Paul Newman, Secret Speedster

You might be surprised to discover that screen legend Paul Newman was more comfortable behind the wheel of a car than in front of the lens of a camera. But a new documentary about the acting icon reveals it was racing that truly held his passion.


Winning: The Racing Life of Paul Newman explores the second life Newman held as an established race car driver. It’s a life even some of his most ardent fans aren’t aware of, according to documentary co-director Adam Capolla:

“Everyone knows Paul Newman, but they don’t know his real passion, which was racing. After talking to enough people who claimed to be Newman fans but had no idea about this side of his life, I just thought it’d be a great subject.”

Newman’s love affair with racing began when he starred in the 1968 film Winning, a tale of two professional racers competing both on and off the Indianapolis 500 track. He and co-star Robert Wagner were put through intensive driving lessons in preparation for their roles. Wagner never pursued racing beyond his commitment to the film; but for Newman, Winning provided the spark that ignited a lifelong adoration.

Photo Credit: Dan R. Boyd


The actor began racing professionally at the age of 48, and life as a driver quickly took precedent to the skills that made him famous. Much to the chagrin of studios, Newman would schedule his films around race meets, refusing to be involved in a project if it meant time away from the track.

At certain points it seemed as if Newman was willing to let his career as an actor implode to follow his passion of racing. There were few who initially believed in him; he was, at least initially, a terrible driver. For a long time, the documentary explains, the only person who wanted Newman racing was Newman himself.

Photo Credit: Dan R. Boyd


But Newman loved the absolute nature of the racetrack, the way nothing but skill determined result. It was worlds away from the shallow, disingenuous politicking of the Hollywood elite:

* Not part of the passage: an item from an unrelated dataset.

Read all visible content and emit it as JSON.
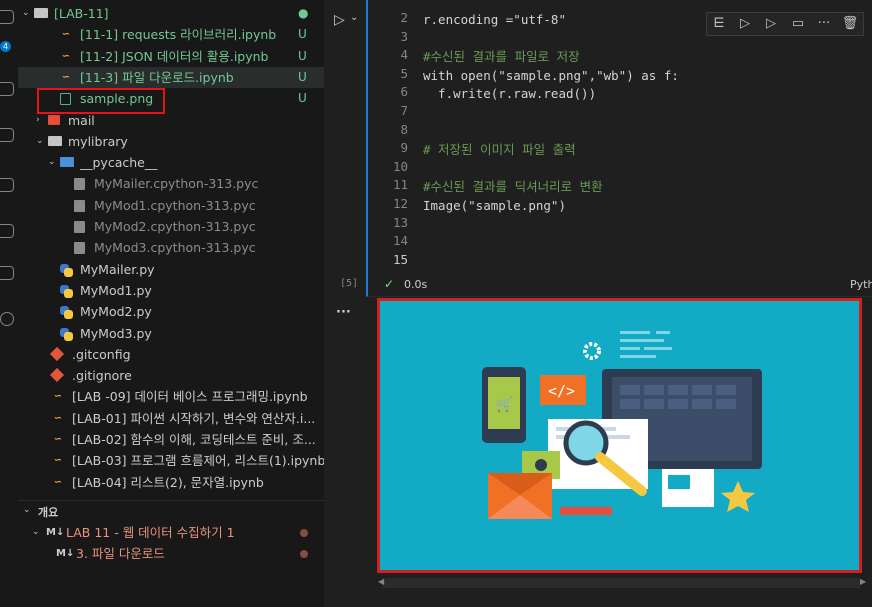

“You see it with the Oscars: people vote, they say ‘him or her’. In this, you either cross the finish line first, and it’s either him or her.”

Over time, Newman proved all the doubters wrong. He became a respected racing figure in his own right, winning four national championships as a driver and later, eight as an owner. But racing was about more than winning for Newman. There was catharsis in it. It was an escape from the circus of cinema; a means of bonding with peers in a manner Hollywood could never allow.

To hear Newman talk of it, it was almost a form of meditation for him:

“When you get out on that track and sit down in that car, whatever’s rolling round in your head, it goes right out the window.”

Nowhere is this more apparent, or more tragic, than when his son Scott died of an overdose in 1978, aged 28. Rather than taking time off to mourn his loss, Newman asked the leader of his racing team to practice him five days a week. “When his son died, I don’t think he wanted to sit around and think about it,” Carolla told The New York Post. “He just wanted to get in the car and think about nothing but the next corner.”

Winning: The Racing Life of Paul Newman is available now on video-on-demand. And for more on the legendary actor, be sure to check out Style Icons, Volume One, Golden Boys, for purchase at Amazon.


One comment

Comments are closed.